PIOTR DUTKIEWICZ: Which do you think are the three most important things you have achieved during your time in the Kremlin? Which three things did you not have enough time to do or were not able to do? And what are three pieces of advice that you would give your successor when you have your first meeting with him?

VLADIMIR PUTIN: On this account we have an old joke. When the head of a company or - let’s take a bigger picture - of a region, leaves his position, he gives his successor three envelopes and tells him the following: ‘Open the first envelope now, the second in two years, and the third just before you leave your position’. Upon opening the first envelope he reads: ‘Blame it all on me’. In two years he opens the second envelope which reads: ‘Promise everything’. And when he has six months left he opens the third envelope and reads: ‘Prepare three envelopes’. (Laughter). This story is relevant because our colleague has asked me to formulate three things three times right now.

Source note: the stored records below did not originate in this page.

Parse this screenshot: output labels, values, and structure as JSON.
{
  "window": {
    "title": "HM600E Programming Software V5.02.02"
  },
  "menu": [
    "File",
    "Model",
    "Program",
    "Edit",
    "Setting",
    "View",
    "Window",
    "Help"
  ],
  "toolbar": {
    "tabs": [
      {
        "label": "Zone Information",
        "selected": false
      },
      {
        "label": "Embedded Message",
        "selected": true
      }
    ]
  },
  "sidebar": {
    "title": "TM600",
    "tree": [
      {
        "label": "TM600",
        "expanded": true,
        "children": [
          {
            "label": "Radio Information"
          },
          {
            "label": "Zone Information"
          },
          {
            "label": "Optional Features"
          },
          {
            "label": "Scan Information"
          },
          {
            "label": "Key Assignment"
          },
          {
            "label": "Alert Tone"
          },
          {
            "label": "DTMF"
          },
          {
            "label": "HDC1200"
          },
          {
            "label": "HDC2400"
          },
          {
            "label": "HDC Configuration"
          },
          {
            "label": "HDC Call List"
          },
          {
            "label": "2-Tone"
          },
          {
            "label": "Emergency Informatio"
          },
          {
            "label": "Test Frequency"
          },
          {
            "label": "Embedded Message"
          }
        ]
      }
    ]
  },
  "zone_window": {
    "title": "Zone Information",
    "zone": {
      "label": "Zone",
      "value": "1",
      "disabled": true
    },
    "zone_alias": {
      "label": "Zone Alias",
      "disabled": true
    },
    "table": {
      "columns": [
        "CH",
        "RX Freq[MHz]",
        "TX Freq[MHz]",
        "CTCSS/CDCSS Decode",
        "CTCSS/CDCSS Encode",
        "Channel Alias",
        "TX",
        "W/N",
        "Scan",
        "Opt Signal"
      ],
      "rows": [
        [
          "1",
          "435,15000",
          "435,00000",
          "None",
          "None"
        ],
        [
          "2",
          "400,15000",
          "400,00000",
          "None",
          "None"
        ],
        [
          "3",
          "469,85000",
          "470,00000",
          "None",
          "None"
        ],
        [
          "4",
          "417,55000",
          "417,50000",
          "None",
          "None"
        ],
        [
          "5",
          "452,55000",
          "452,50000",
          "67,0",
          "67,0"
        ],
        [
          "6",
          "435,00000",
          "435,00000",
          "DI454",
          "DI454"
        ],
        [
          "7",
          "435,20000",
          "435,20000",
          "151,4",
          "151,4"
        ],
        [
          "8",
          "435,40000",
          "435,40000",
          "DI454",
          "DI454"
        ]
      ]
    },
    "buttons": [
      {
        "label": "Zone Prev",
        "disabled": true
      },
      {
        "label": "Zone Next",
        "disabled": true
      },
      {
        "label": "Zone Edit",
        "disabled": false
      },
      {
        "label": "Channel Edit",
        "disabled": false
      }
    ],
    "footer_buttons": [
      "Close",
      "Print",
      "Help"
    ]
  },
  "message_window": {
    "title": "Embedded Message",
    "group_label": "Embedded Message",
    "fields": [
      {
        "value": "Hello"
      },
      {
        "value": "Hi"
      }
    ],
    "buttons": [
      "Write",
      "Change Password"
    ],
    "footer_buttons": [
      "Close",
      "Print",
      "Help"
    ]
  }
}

I am not ready to state all of the most important things in all three spheres. But it is very obvious that we were able to strengthen Russian statehood. It seems to me that there is a great deal that can still be done in this field: to administratively and morally strengthen Russian statehood and establish more or less capable power and economic agencies.

The second achievement concerns the restoration of the Russian economy. We mentioned basic economic indicators. When I started working Russia’s gold and currency reserves amounted to 12 billion USD. Just this year they grew by 80 billion and total around 275 or 280 billion USD, I think. We had hyperinflation. And though it remains high I think that this year we will achieve nine percent. And before it was 30 or more and even went off the scale, up to unknown levels.

We constantly held out our hand to all international financial organisations for credits. As you know, today we are not financing our main activities with money obtained from credit and we are also repaying our debts ahead of schedule. And just recently we paid back 22 billion USD that we owed. Now the ratio of our foreign debt to GDP is one of the best in Europe. On average over the last three years the economy has grown by seven percent. In the first six or seven months of 2006 it grew by 7.4 percent.

40 million Russian citizens lived below the poverty line. Today there is still quite a lot of poverty. But it is no longer 40 percent of citizens – I think it is somewhere around 20 percent. The number has been halved. And I think that before the end of 2008 this indicator will approach the general European level.

We have minimal unemployment, quite simply minimal unemployment. And I think that we have learned to be quite pragmatic, but not confrontational, when defending our interests in the international arena. In other words we strengthened the Russian Federation’s international position.

If asked to state briefly and from the top of my head, these are three basic things that I would classify as positive.

What would I have liked to do and what is still incomplete? I have already referred to lowering the number of citizens below the poverty line as an advantage but, at the same time, there are still large numbers of poor people. The average income is still too low. However, we understand that in order to maintain macroeconomic stability and the rate of economic growth we cannot lessen the numbers of poor people in a way that is harmful to macroeconomic stability. This is the first and most important thing.

The second is the fight against corruption. I think that this is one of the very significant negative things that we have to continue to fight against.

And the third – something we have already talked about with Mrs D’Encausse – is demography.

What must we do in the near future? Incidentally, it is impossible to talk about such things with certainty and I am very much at risk when I do so. But nevertheless I will talk about things on a general level. We need to continue developing our country’s political system. We need to establish a truly multiparty system, develop self-management and improve relations between the federal centre, the regions and the municipalities so that each level takes responsibility upon itself and is able to accomplish the tasks incumbent to it. And of course we must continue to diversify the economy and thereby create the conditions that will help us resolve social problems.